Research Participation Opportunities

Find out why you should consider getting involved with research, and how you can advertise your opportunities too

There is a growing body of dance medicine and science-focused research that aims to improve our understanding of what it takes to produce healthy, high performing dancers. Remember that research cannot happen without participants, so as dancers, teachers, choreographers, and those actively working within the dance industry you have a very valuable role to play within the scientific research process.

Organisations such as The International Association for Dance Medicine and Science (IADMS) promote research excellence within the dance medicine and science community as well as producing resources to disseminate research recommendations within the wider dance community.

We know that many professional dance companies and vocational dance schools are frequently approached by researchers, undergraduate as well as postgraduate, to take part in their projects. In order to help prevent these dancers suffering from ‘research fatigue’, while encouraging participation in research, we have produced a checklist (below) for schools and companies to help you decide on the quality of research opportunities presented to you and prioritise those you take part in. These points could also apply to individuals in deciding whether to participate in research or not.

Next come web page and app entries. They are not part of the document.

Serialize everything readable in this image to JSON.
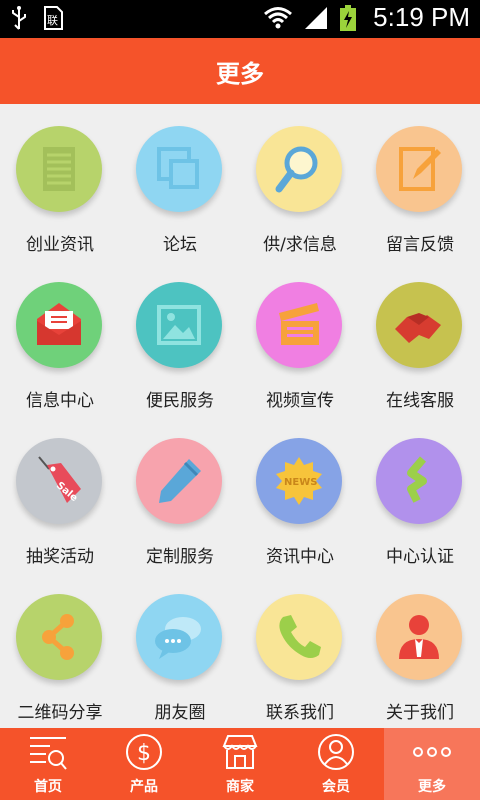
{
  "status_bar": {
    "time": "5:19 PM"
  },
  "header": {
    "title": "更多"
  },
  "grid": {
    "items": [
      {
        "label": "创业资讯",
        "icon": "document-icon",
        "color": "#b7d36b"
      },
      {
        "label": "论坛",
        "icon": "windows-icon",
        "color": "#8fd6f2"
      },
      {
        "label": "供/求信息",
        "icon": "magnifier-icon",
        "color": "#f9e596"
      },
      {
        "label": "留言反馈",
        "icon": "edit-icon",
        "color": "#f9c58f"
      },
      {
        "label": "信息中心",
        "icon": "envelope-icon",
        "color": "#6fd17a"
      },
      {
        "label": "便民服务",
        "icon": "picture-icon",
        "color": "#4dc3c1"
      },
      {
        "label": "视频宣传",
        "icon": "clapperboard-icon",
        "color": "#f07fe2"
      },
      {
        "label": "在线客服",
        "icon": "handshake-icon",
        "color": "#c6c24f"
      },
      {
        "label": "抽奖活动",
        "icon": "sale-tag-icon",
        "color": "#c3c7cd"
      },
      {
        "label": "定制服务",
        "icon": "pen-icon",
        "color": "#f7a3ad"
      },
      {
        "label": "资讯中心",
        "icon": "news-badge-icon",
        "color": "#86a3e6"
      },
      {
        "label": "中心认证",
        "icon": "certification-icon",
        "color": "#b191ec"
      },
      {
        "label": "二维码分享",
        "icon": "share-icon",
        "color": "#b7d36b"
      },
      {
        "label": "朋友圈",
        "icon": "chat-bubbles-icon",
        "color": "#8fd6f2"
      },
      {
        "label": "联系我们",
        "icon": "phone-icon",
        "color": "#f9e596"
      },
      {
        "label": "关于我们",
        "icon": "person-icon",
        "color": "#f9c58f"
      }
    ]
  },
  "tabbar": {
    "tabs": [
      {
        "label": "首页",
        "icon": "home-list-icon",
        "active": false
      },
      {
        "label": "产品",
        "icon": "dollar-icon",
        "active": false
      },
      {
        "label": "商家",
        "icon": "store-icon",
        "active": false
      },
      {
        "label": "会员",
        "icon": "user-icon",
        "active": false
      },
      {
        "label": "更多",
        "icon": "more-dots-icon",
        "active": true
      }
    ]
  }
}
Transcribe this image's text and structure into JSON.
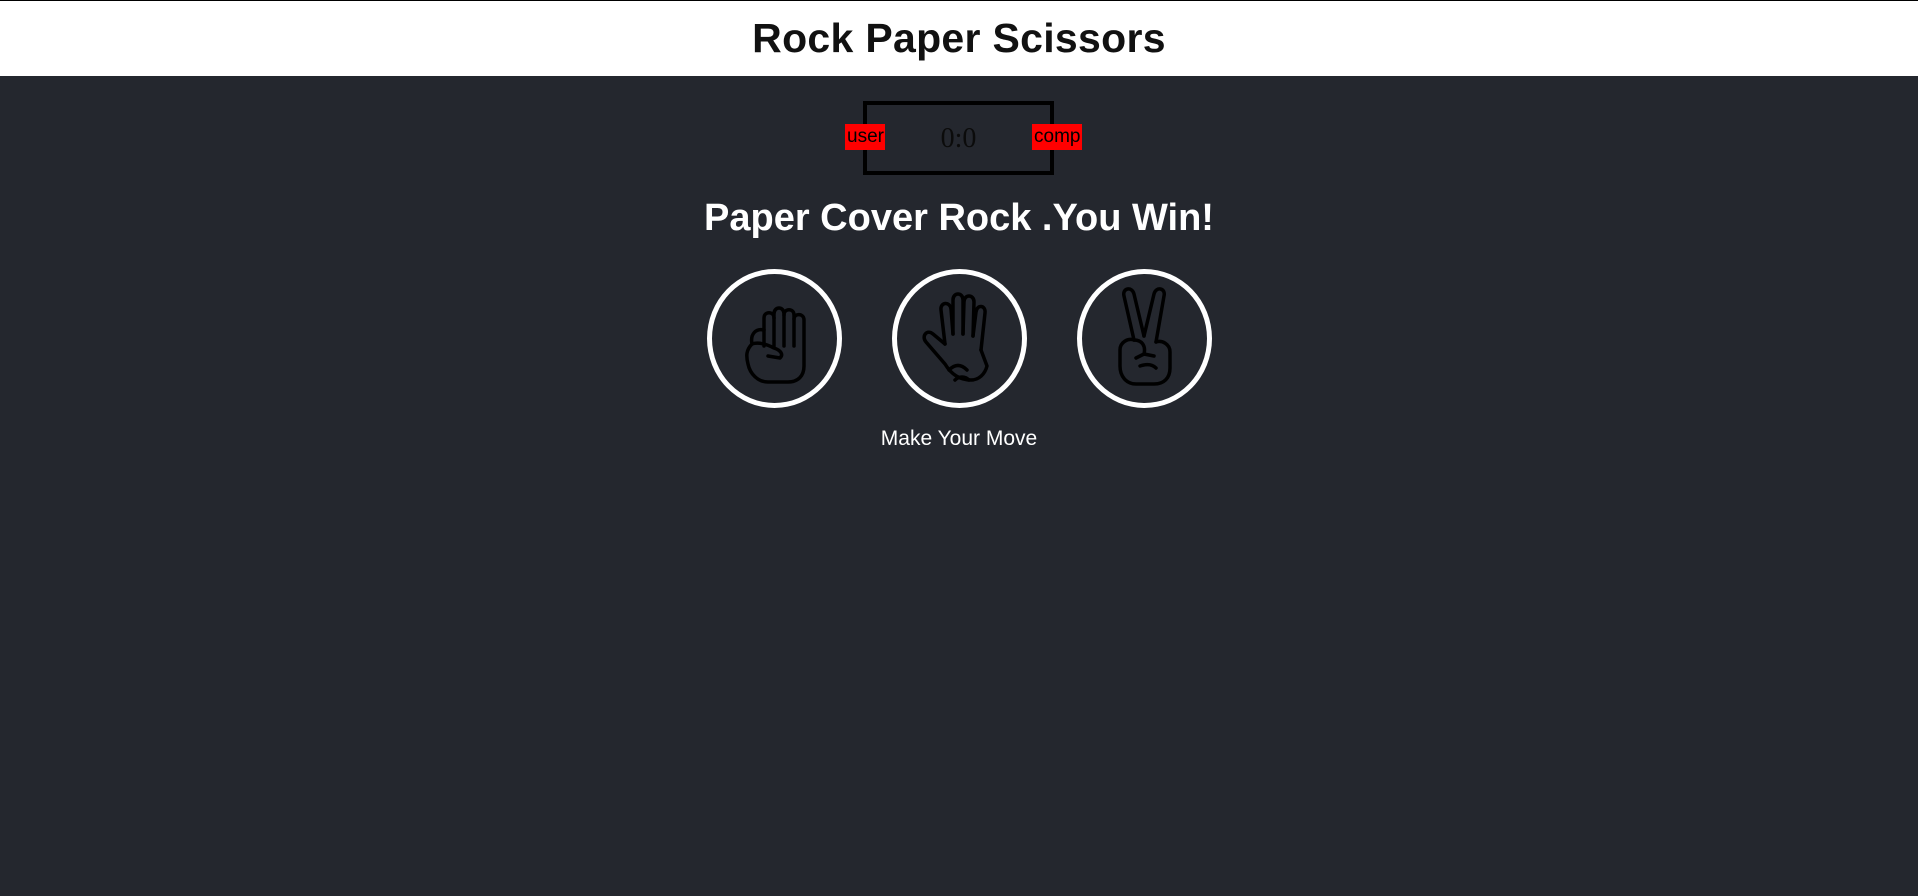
{
  "header": {
    "title": "Rock Paper Scissors"
  },
  "scoreboard": {
    "user_label": "user",
    "comp_label": "comp",
    "score": "0:0"
  },
  "result": {
    "message": "Paper Cover Rock .You Win!"
  },
  "choices": [
    {
      "id": "rock",
      "icon": "rock-hand-icon"
    },
    {
      "id": "paper",
      "icon": "paper-hand-icon"
    },
    {
      "id": "scissors",
      "icon": "scissors-hand-icon"
    }
  ],
  "action": {
    "message": "Make Your Move"
  },
  "colors": {
    "background": "#24272e",
    "header_bg": "#ffffff",
    "badge": "#ff0000",
    "circle_border": "#ffffff"
  }
}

White female dancer with long red hair running on a treadmill wearing face-mask to measure cardiovascular fitness. White male physiologist looking over to observe stats on the machine. In a white laboratory setting with a window in the background

Research participation checklist

  • Is the research at postgraduate level, with the intention for it to be published?
  • Is the research applied research that will have a practical bearing on dancers’ health, wellbeing, performance capabilities or education, on an individual level, organisational level or for the dance world at large?
  • Is the researcher planning to or have they sought input from dance professionals in choosing what to research and/or designing the research?
  • Is the researcher offering to provide feedback during and/or following the research that will be useful to the dancers and their work/training?
  • Have you or the researcher sought advice from One Dance UK’s HDP to ensure that this research project complements or adds to the research knowledge base and is not unnecessarily duplicating work already done?

If you can answer yes to these points it is likely to be worth your while taking part in a research project that may benefit dancers, company and the dance world at large.

Current opportunities

Listed below are research projects being conducted by One Dance UK members, which are currently seeking participants. If you are interested in taking part please do get in touch with the researchers directly or if you have any questions or concerns contact the Healthier Dancer Programme:

Project summary: 

Athletes are known to avoid disclosures of mental health vulnerabilities due to fear of career-related repercussions such as selection loss, less competition opportunities, or contract non-renewal. This is underpinned by a reluctance to demonstrate perceived weakness in order to avoid negative consequences.

The International Olympic Committee describes psychological safety being present in sports settings when athletes are comfortable being themselves, can take necessary interpersonal risks, have knowledge and understanding of mental health symptoms and disorders, and feel supported and comfortable in seeking help if needed.

Whilst there is some evidence of dance environments not being conducive to psychological safety, no research has sought to explore this explicitly. Using the Sport Psychological Safety Inventory (SPSI) in an adapted form that focuses on the dance environment, dancers’ perceptions of their working or training environments are examined in order to reach a clearer understanding. It is expected that professional dancers (and those in professional training), will display similar levels of psychological safety to elite athletes.

Start date of project: 


End date of project: 


Research setting: 

This study will use a single online questionnaire (  to gain anonymous data from voluntary participants. JISC online survey builder has been used to create the shareable questionnaire and gather the recorded data.

A comprehensive participant information sheet is included as the first page of the online questionnaire. Participants must check a box to indicate their understanding of the parameters of the study and give consent for the use of their data before they may answer the questionnaire.

The survey comprises of 17 questions that attain demographic data and examine psychological safety (e.g., explores knowledge and understanding of mental health symptoms and disorders, and the extent to which dancers feel supported and comfortable in seeking help).

Confidentiality and ethical approval: 

All information gathered is entirely anonymous to the researcher/s involved in the study, and data will be password protected.

Ethical approval has been granted by the University of Wolverhampton ethics committee.

Inclusion criteria: 

All dancers over the age of 16 – training or performing in any genre of dance, from recreational to professional level.

Exclusion criteria: 

Those under the age of 16 may not participate.

Benefits to the participant: 

By participating in this study, you will be playing a crucial role in building a pivotal understanding of how safe (or unsafe) dancer’s feel in their training/performing environments. This can go on to influence the understanding and support of mental health in dance contexts, as well as guide further research aimed at improving psychological safety for all dancers.

Contact details: 

Name – Joanne Penner

Email –

Contact number – 07550013511